**Task instructions:** Show all lines from the records below in which the string "adjust" is present.
···
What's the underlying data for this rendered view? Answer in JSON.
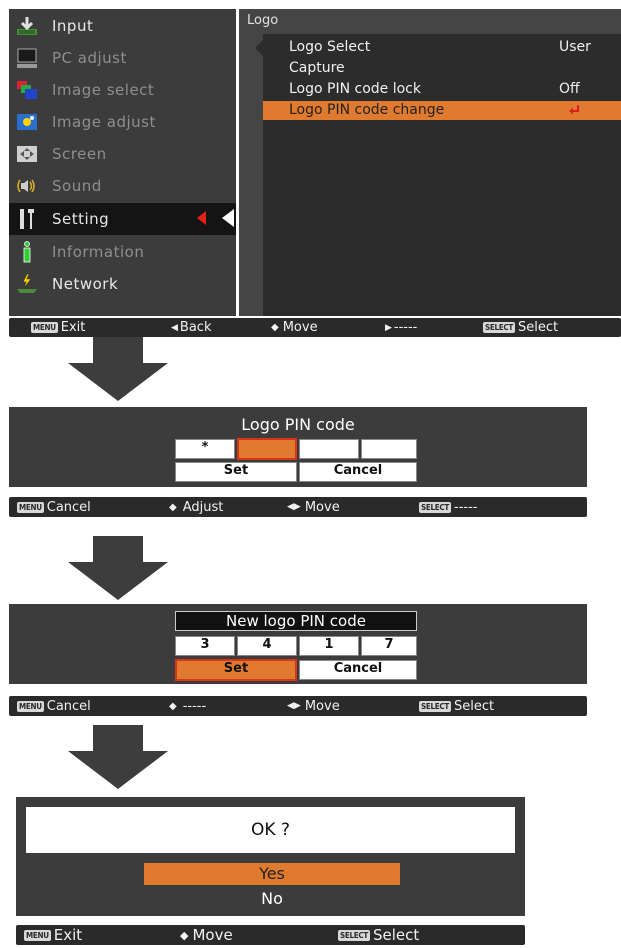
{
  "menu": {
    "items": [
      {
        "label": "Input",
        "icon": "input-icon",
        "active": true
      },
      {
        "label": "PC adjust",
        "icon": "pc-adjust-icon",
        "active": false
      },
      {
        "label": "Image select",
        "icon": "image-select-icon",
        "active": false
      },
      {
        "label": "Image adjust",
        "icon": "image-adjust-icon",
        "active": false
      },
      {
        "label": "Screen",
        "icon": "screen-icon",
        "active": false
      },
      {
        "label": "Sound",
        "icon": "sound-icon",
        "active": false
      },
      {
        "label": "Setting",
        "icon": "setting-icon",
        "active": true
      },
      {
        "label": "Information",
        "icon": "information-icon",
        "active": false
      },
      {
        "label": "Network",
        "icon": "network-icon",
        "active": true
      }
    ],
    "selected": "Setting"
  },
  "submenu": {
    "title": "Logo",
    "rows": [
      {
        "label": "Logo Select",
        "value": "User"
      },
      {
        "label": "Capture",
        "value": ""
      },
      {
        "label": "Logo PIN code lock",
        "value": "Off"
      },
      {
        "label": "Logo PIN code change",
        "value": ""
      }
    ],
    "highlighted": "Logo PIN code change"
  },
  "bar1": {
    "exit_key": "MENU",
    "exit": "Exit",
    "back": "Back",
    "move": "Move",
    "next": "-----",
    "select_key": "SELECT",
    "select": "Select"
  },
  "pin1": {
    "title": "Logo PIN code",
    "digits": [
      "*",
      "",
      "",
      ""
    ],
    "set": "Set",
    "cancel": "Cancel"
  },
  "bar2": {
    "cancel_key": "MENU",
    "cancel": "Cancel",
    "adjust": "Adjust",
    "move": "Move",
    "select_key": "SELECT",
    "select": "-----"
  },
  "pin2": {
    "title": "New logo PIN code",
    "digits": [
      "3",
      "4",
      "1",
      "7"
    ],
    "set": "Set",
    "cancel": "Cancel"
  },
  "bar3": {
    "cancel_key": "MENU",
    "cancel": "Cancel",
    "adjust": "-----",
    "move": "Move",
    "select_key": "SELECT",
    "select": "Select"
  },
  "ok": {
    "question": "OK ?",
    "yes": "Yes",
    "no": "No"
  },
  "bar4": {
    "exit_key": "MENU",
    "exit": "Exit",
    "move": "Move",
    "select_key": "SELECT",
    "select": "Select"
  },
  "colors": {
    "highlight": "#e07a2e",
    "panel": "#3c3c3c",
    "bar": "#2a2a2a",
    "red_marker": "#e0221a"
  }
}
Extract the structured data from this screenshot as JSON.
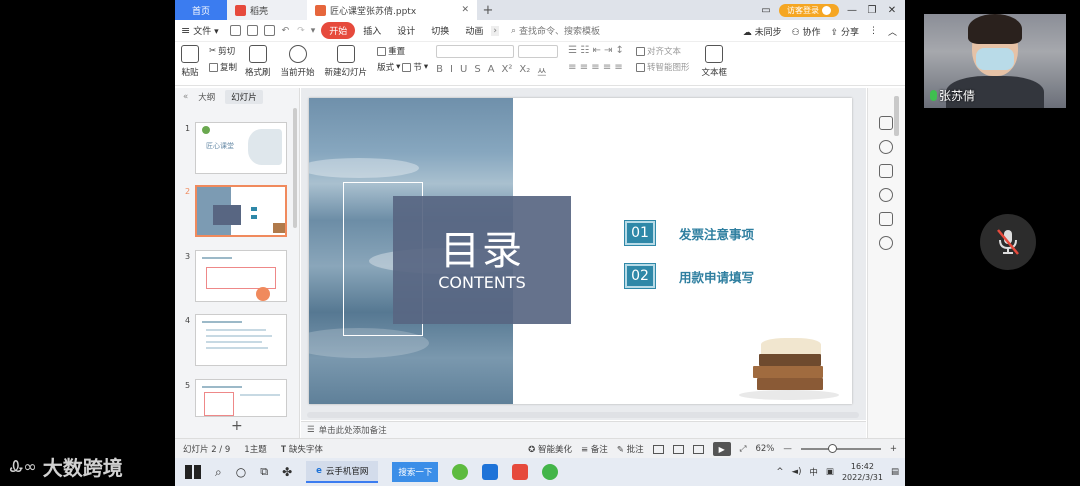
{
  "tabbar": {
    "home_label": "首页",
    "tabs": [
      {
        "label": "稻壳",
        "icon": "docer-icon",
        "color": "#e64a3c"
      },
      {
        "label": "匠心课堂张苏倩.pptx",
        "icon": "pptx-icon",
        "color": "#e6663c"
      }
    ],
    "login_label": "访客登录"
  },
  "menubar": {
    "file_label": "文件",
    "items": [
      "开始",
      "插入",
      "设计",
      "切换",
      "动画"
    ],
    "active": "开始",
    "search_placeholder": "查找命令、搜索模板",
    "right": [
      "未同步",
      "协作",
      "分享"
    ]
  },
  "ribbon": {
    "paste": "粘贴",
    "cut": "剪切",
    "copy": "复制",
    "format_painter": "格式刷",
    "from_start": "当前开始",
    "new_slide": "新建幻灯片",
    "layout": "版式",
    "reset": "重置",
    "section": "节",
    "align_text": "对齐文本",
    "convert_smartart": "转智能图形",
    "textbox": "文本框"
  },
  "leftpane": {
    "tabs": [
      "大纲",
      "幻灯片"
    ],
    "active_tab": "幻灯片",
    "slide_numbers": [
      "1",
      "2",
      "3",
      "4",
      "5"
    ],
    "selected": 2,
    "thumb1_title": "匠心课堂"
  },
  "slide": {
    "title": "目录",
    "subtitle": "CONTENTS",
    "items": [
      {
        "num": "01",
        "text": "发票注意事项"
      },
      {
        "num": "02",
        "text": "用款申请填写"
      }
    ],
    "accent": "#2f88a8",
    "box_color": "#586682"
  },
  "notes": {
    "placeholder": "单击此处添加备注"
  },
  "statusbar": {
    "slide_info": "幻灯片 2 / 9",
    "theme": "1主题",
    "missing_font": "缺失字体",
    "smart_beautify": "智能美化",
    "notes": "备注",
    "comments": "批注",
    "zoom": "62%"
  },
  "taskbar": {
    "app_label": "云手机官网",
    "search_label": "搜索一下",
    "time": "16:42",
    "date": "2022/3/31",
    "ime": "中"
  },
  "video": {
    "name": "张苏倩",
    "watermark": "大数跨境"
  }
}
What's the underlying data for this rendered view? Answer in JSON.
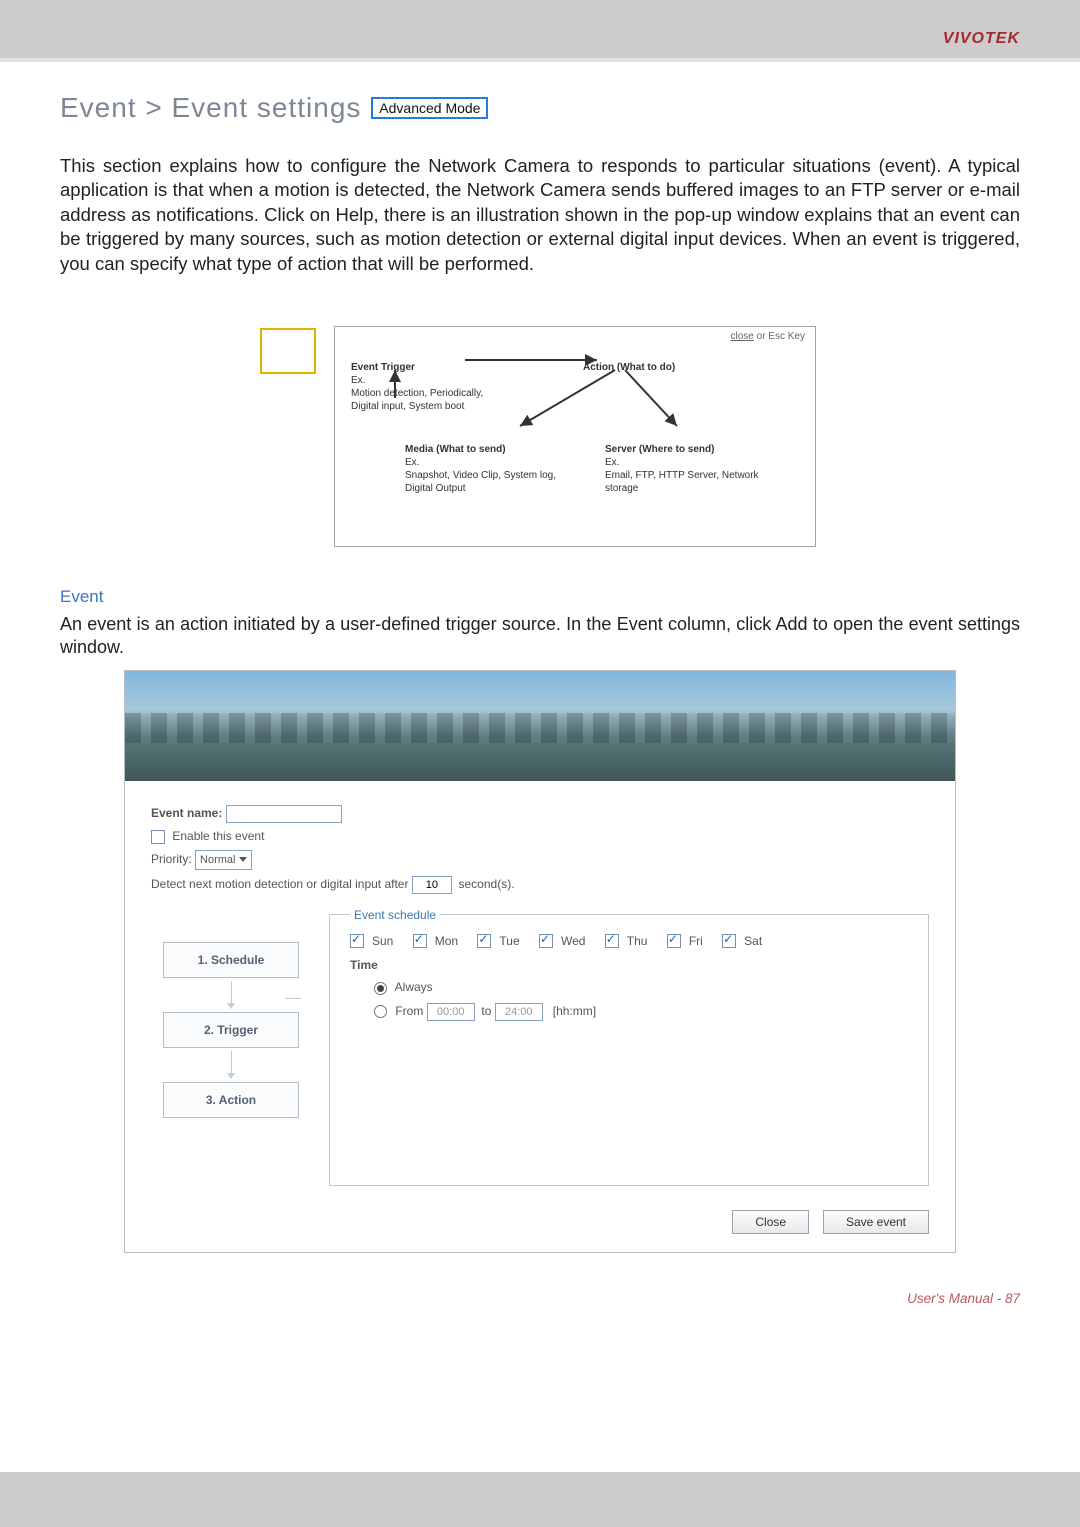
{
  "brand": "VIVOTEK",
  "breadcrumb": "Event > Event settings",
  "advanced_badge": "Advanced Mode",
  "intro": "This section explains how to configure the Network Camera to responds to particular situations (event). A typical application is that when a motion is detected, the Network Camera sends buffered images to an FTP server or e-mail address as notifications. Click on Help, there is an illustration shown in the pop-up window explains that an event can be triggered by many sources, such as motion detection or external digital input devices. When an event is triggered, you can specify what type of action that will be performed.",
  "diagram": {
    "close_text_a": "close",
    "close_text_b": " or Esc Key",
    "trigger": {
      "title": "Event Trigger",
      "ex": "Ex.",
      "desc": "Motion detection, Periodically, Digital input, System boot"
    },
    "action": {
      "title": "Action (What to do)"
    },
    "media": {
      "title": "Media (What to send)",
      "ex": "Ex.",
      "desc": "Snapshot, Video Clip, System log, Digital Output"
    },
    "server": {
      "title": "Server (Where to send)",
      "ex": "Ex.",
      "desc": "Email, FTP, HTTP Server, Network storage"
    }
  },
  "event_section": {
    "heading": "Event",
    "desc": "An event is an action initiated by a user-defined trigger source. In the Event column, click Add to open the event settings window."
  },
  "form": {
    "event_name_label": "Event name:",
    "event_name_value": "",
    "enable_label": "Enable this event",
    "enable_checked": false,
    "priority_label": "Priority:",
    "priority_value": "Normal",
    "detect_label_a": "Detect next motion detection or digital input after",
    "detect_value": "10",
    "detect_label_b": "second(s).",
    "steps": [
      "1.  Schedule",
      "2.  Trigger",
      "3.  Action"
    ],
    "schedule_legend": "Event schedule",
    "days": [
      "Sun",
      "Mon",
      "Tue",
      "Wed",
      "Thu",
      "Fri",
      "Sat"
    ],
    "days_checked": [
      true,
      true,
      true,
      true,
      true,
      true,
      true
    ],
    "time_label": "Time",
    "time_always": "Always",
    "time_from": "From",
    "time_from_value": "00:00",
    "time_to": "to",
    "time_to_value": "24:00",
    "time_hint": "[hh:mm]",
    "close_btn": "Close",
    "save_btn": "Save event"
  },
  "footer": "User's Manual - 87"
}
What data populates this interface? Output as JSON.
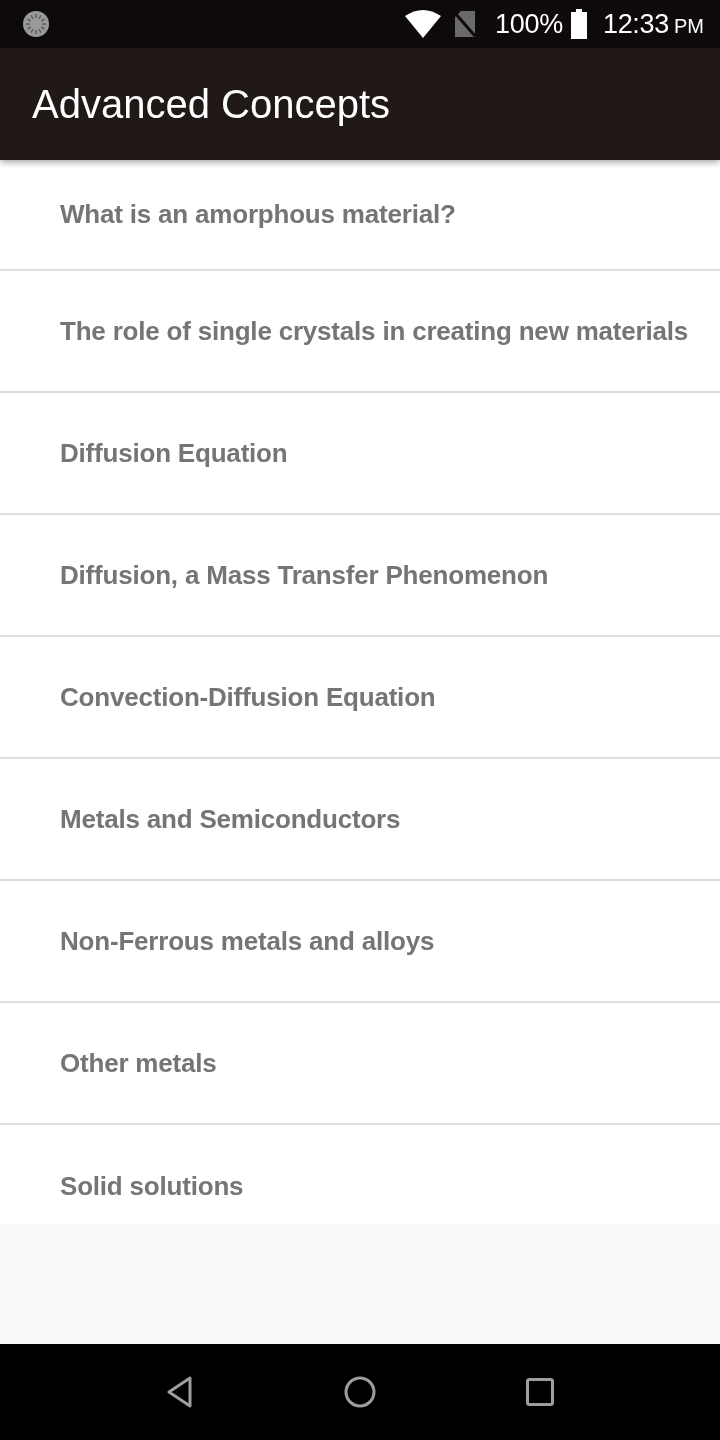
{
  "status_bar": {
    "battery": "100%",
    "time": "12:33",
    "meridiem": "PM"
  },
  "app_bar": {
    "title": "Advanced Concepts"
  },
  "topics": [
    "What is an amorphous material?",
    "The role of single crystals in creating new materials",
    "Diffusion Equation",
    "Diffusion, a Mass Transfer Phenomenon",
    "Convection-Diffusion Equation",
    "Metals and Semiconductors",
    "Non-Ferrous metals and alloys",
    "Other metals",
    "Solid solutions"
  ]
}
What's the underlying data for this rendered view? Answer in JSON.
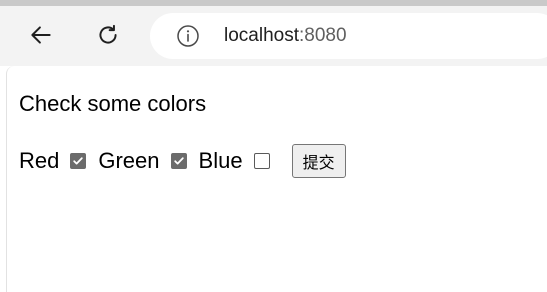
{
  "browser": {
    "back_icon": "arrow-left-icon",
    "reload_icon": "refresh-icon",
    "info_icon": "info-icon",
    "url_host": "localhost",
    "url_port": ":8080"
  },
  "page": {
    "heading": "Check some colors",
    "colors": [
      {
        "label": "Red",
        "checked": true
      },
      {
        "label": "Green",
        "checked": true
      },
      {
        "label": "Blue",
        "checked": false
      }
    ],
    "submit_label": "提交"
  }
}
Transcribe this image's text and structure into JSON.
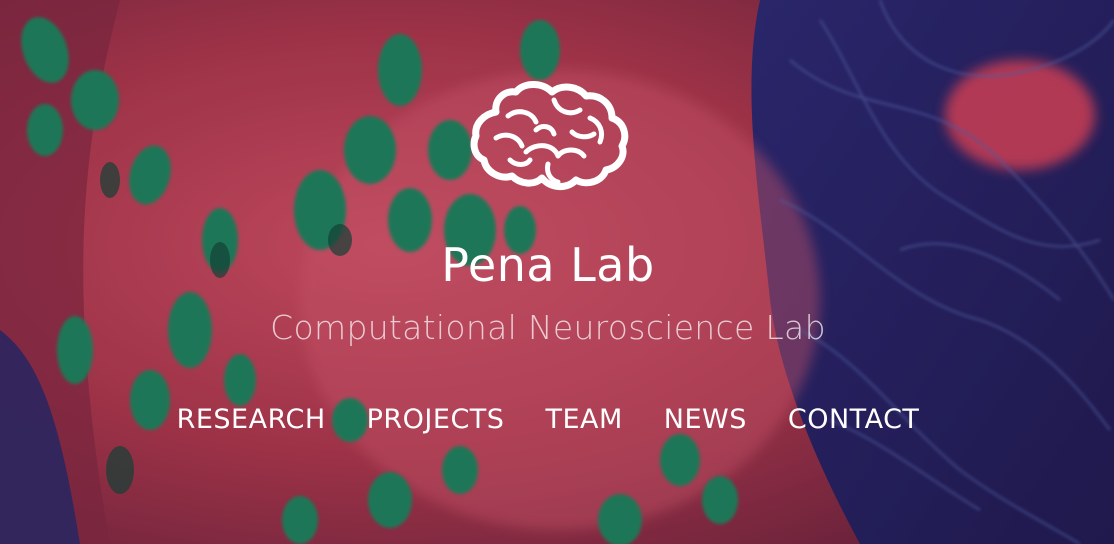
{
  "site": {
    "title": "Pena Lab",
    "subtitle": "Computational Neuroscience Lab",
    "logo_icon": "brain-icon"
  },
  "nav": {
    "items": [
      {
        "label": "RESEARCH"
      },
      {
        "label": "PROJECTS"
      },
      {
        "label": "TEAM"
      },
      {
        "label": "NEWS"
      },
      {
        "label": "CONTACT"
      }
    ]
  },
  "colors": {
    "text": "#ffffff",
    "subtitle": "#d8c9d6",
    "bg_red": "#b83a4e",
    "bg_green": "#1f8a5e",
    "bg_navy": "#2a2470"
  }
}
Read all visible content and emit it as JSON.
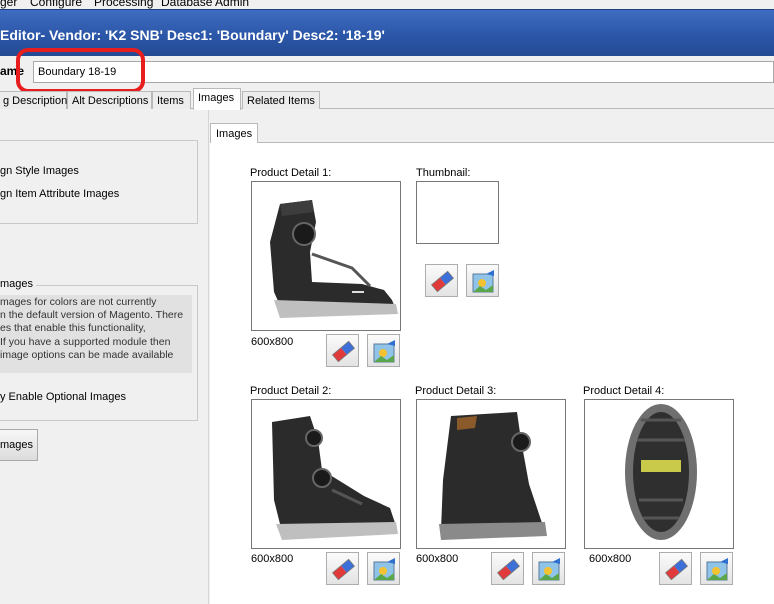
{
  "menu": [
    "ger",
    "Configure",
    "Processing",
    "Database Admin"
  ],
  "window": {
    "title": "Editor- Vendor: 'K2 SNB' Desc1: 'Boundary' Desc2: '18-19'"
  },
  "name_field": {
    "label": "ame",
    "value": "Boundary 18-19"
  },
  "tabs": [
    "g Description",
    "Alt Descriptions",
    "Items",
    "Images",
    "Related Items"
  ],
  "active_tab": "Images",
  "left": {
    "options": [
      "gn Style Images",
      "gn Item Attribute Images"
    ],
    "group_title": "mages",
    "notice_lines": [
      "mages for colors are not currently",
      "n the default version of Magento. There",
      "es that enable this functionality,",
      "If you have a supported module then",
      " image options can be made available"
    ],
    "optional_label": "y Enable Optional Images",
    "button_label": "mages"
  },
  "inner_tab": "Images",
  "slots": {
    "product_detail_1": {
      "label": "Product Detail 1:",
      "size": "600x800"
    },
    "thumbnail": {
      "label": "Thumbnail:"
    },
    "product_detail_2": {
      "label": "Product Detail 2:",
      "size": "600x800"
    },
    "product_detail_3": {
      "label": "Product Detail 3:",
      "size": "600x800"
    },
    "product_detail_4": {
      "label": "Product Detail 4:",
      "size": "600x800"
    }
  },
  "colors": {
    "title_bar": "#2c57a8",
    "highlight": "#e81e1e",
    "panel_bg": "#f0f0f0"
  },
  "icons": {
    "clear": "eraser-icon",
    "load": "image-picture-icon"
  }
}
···
**Answer to the exercise:**
        "label": "PC adjust",
        "icon": "pc-adjust-icon",
        "label": "Image adjust",
        "icon": "image-adjust-icon",
    "adjust": "Adjust",
    "adjust": "-----",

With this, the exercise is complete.